■ EXERCISE INPUT

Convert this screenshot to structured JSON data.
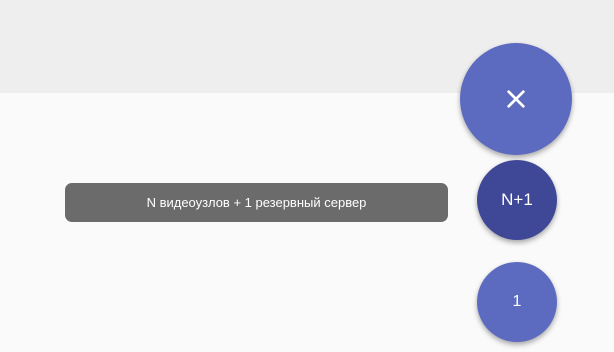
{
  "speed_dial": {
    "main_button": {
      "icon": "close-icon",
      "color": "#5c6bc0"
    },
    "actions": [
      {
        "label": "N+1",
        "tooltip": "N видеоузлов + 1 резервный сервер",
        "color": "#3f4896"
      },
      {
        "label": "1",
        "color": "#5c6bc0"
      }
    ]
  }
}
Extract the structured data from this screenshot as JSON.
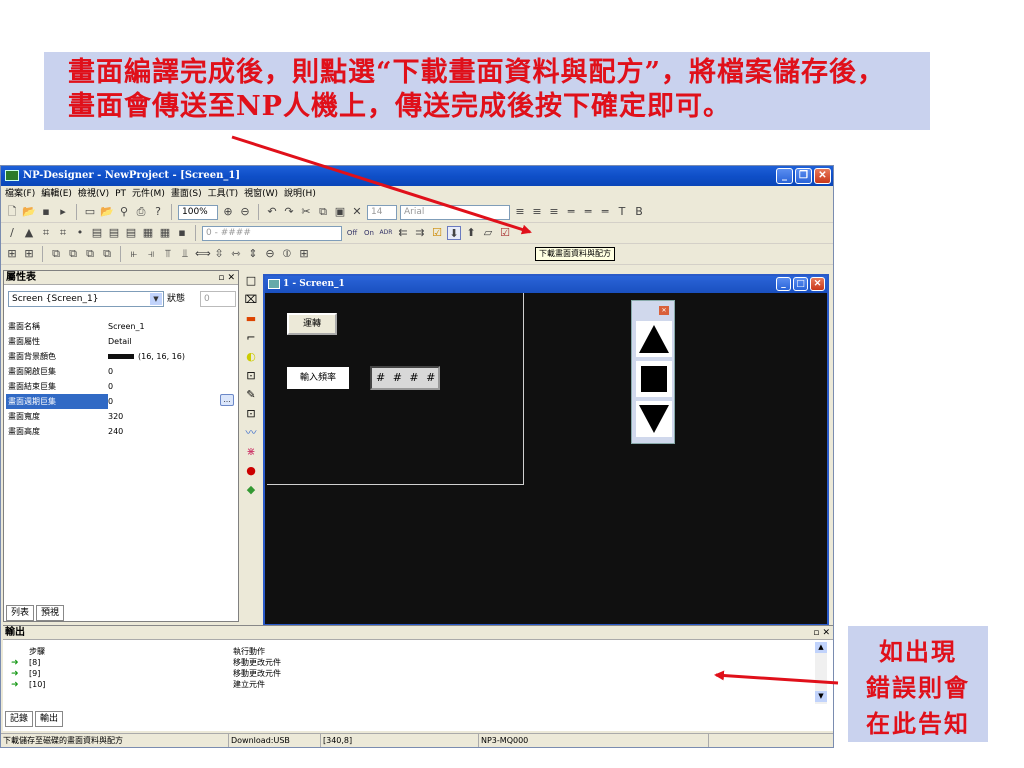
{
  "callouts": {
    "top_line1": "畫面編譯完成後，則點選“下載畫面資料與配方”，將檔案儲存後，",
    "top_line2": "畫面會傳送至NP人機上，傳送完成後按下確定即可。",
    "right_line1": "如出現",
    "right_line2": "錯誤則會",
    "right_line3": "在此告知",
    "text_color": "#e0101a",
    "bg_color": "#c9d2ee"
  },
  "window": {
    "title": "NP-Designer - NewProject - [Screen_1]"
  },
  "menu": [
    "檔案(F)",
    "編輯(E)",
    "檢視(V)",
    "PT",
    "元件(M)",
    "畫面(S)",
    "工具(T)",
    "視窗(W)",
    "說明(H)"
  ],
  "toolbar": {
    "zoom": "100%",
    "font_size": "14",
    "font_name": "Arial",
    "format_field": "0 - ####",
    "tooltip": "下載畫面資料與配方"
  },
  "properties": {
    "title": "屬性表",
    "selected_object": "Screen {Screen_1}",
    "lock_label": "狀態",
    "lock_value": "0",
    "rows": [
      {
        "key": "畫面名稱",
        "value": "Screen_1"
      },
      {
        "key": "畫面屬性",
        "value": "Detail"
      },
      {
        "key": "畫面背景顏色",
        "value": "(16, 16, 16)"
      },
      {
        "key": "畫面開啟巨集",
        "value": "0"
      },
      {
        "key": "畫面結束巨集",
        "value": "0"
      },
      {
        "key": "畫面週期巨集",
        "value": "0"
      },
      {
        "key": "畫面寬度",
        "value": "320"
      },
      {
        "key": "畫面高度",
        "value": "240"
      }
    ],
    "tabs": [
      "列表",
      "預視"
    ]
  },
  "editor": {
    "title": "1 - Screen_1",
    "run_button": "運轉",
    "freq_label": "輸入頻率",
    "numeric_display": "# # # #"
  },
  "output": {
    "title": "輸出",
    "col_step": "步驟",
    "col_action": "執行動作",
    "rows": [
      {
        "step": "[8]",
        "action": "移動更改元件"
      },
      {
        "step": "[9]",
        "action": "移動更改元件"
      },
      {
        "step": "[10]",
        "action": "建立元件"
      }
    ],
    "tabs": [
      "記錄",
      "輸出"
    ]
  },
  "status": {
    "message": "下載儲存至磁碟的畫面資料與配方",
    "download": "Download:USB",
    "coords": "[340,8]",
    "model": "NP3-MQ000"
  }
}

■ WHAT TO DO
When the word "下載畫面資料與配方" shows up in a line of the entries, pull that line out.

■ RESPONSE TO THIS EXERCISE
    "top_line1": "畫面編譯完成後，則點選“下載畫面資料與配方”，將檔案儲存後，",
    "tooltip": "下載畫面資料與配方"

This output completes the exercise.